A small community in northwestern Alberta says it dismantled a homeless camp on private property last week after receiving complaints about criminal activity.
But advocates for the dozen or so First Nation and Métis peoples evicted from the homemade shacks are calling for compassion.
“I seen a very sad situation is what I seen,” said Jason Ekeberg of Métis Nation of Alberta Region 1, who was there as the camp was destroyed.
“We have to support them, they’re human beings.”
Ekeberg said Métis officials have repeatedly sought a meeting with elected representatives of the hamlet of Lac La Biche, a sprawling county about two hours northwest of Edmonton.
“We don’t have dollars to buy land,” Ekeberg said, noting he hoped the hamlet’s council would lease them public land “for a dollar a year.
“Hopefully there still is goodwill with people out there. I don’t know if there is anymore but there should be.”

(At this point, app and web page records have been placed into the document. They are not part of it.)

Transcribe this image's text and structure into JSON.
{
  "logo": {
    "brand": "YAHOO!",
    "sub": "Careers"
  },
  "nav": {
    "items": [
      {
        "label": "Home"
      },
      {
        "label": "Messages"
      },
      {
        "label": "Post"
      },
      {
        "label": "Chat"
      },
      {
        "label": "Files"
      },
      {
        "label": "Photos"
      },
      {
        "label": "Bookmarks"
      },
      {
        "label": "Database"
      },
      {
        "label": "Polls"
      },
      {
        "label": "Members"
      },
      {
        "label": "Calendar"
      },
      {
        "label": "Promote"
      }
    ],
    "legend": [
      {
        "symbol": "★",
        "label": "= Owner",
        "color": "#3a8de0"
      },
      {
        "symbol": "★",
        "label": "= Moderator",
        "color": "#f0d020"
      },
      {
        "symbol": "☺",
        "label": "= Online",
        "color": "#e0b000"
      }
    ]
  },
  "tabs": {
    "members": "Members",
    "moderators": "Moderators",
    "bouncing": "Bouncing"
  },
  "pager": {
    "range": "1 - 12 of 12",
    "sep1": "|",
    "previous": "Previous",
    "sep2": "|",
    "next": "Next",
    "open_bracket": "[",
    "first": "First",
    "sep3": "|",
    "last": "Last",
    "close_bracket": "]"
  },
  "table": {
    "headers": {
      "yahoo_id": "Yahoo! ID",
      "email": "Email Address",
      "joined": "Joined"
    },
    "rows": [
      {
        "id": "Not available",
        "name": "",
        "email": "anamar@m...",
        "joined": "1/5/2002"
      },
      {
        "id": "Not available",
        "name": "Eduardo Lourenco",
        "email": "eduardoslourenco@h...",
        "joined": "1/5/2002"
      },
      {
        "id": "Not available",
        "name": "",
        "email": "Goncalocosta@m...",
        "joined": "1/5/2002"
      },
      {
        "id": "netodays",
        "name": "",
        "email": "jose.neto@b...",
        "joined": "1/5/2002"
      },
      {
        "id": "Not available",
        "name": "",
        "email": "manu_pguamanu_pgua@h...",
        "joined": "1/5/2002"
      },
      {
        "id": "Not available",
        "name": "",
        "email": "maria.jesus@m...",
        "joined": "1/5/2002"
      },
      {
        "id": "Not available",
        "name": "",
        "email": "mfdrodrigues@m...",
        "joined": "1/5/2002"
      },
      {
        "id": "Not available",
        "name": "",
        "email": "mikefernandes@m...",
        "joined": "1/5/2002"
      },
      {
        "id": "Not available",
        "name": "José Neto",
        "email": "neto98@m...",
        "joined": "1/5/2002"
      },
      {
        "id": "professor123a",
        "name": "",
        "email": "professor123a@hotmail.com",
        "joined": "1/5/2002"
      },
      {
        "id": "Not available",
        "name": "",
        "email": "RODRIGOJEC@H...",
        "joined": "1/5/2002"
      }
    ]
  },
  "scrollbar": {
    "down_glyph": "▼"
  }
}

Lac La Biche officials sent police and peace officers to dismantle a homeless camp on private property. Video: Submitted
Mayor Omer Moghrabi said he has scheduled a special council meeting this week to discuss the homeless camp controversy.
He said the municipality acted on a request from the landowner to remove the group squatting on non-serviced, rural property for about two years.
“They’re living on private land; they set up these kind of houses with cardboard…there was some criminal activity associated with people coming there,” Moghrabi told APTN News.
Lisa Marie Bourque, a local Métis woman and advocate, used her phone to film camp residents preparing for eviction.
“They can’t afford rent, that’s why they’re there,” she said of the 10 men and two women living in “ramshackle accommodation” forged from scraps of lumber, cardboard and tarps.
“There’s no options for people that are low income. These are houseless people.”
Bourque said the landowner was worried he “would be fined if he didn’t comply…and be held liable for (criminal) charges, littering” if the camp didn’t close.
She said the hamlet “sent bulldozers, they got chainsaws and they got county employees and they have police and peace officers.”
She said officials with the Métis Nation visited the site prior to the eviction after she contacted them.
“They actually talked to the people to find out what their needs were. They tried to stop the process of the dismantling and forceful removal.”
Borque said camp members are Métis and First Nations peoples.
“I believe the solution is consultation with our elected Indigenous leaders because they’re going to know how to deal with the people,” she said in an interview.
“That’s something that has never been granted by this Mayor Omer Moghrabi. He’s never once consulted them throughout the entire process even though they have reached out to him.”
In the video, a woman living in one of the shacks identifies herself as being from Onion Lake First Nation in neighbouring Saskatchewan. She said she supports herself and her adult daughter by recycling bottles.
Members of the camp are First Nation and Métis peoples. Video: Submitted
The property owner could not be reached for comment.
James Cardinal, president of Métis Nation Region 1 in Lac La Biche, said the situation calls for empathy not aggression.
“They move them from one camp to another…no one has done anything,” he said via phone.
“I asked the mayor last week for us to meet and start discussing this homeless problem that we have…and maybe get a piece of land somewhere and we’ll take the responsibility.”
Cardinal noted addiction problems need special attention.
“This is what colonialism has put us through, and with that we suffer today; our people suffer. And it’s time leadership step up.”
Moghrabi said the hamlet has been warning camp members they’d be closed down because of worries around COVID-19 transmission and hazards associated with fires and garbage.
“That’s not an order made by the mayor,” he added, “that’s a council decision.”
Moghrabi said the hamlet has a small homeless shelter and a task force on homelessness that has reached out to the provincial and federal governments for funding, and mental health and addiction services.
“I’m not going in camera,” he said of the special council meeting to be broadcast virtually. “I want people to talk.”
Ekeberg said homeless camp members “just kind of want to be left alone” until they’re ready to seek support.
“We have to sit at the table, put the bureaucracy aside, and start talking to these people to come up with a plan. What they’re doing is just pushing people from spot to spot.”